Dataset records
┏━━

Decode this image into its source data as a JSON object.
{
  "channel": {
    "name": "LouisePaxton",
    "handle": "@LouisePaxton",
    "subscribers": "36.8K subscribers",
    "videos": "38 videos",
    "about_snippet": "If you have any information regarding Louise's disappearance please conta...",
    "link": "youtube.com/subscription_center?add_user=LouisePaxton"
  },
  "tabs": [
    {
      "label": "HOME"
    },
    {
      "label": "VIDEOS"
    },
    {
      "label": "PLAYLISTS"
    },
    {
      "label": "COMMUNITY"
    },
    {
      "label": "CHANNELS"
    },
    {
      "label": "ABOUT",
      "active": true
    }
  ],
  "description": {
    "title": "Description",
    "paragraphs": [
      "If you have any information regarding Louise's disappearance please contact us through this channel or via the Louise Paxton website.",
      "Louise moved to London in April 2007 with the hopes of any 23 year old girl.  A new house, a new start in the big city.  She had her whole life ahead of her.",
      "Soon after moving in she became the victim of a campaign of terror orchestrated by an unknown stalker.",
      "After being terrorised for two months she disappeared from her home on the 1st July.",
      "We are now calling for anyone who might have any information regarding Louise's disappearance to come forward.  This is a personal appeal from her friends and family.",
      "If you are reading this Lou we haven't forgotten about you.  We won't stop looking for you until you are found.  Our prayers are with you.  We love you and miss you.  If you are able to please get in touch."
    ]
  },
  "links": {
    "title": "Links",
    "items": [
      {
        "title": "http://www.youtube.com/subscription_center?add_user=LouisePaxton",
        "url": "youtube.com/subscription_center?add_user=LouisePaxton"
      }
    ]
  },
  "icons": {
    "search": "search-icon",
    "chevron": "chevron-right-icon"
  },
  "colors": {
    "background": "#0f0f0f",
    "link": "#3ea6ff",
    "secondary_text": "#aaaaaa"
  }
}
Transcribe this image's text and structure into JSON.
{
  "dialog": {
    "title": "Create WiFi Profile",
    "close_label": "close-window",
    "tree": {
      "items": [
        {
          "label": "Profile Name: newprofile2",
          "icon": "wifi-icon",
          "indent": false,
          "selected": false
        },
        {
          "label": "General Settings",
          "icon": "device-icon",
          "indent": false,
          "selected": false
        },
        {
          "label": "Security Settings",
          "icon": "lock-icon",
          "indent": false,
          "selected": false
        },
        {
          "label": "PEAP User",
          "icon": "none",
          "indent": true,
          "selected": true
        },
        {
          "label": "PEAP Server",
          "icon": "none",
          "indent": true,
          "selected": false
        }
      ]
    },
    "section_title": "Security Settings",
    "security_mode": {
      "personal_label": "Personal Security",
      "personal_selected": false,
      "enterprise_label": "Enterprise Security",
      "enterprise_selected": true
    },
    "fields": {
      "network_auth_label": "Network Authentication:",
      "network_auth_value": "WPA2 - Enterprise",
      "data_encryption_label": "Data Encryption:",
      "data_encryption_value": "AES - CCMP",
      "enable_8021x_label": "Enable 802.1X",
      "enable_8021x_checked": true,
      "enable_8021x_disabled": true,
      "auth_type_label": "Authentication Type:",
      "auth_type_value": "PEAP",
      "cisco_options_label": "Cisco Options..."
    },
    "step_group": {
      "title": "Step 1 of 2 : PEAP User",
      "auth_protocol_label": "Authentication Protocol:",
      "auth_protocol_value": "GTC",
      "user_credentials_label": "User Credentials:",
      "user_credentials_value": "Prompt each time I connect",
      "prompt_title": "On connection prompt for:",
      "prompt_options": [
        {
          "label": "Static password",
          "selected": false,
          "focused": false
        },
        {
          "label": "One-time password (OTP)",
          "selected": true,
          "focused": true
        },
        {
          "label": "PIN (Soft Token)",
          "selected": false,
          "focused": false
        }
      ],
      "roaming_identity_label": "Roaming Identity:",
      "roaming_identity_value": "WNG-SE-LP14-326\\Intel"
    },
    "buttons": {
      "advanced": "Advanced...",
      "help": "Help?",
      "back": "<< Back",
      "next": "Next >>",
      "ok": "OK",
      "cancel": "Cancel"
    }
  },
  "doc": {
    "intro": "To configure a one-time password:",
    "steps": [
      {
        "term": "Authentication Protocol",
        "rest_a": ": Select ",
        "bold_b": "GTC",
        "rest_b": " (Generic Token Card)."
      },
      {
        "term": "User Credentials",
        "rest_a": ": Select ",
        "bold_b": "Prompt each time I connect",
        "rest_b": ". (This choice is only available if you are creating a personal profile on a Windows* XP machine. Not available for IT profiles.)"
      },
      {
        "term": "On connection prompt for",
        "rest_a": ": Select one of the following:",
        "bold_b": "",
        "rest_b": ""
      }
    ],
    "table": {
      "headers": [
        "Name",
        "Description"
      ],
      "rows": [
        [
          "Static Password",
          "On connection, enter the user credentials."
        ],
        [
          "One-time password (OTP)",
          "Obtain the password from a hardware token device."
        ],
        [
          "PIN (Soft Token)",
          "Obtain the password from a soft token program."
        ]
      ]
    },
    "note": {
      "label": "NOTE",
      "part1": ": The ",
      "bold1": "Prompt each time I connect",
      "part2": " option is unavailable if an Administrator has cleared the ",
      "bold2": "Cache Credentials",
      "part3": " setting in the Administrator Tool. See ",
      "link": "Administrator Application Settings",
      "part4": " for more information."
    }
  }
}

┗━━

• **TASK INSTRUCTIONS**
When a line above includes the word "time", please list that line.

• **SOLUTION BELOW**
      "user_credentials_value": "Prompt each time I connect",
          "label": "One-time password (OTP)",
    "intro": "To configure a one-time password:",
        "bold_b": "Prompt each time I connect",
          "One-time password (OTP)",
      "bold1": "Prompt each time I connect",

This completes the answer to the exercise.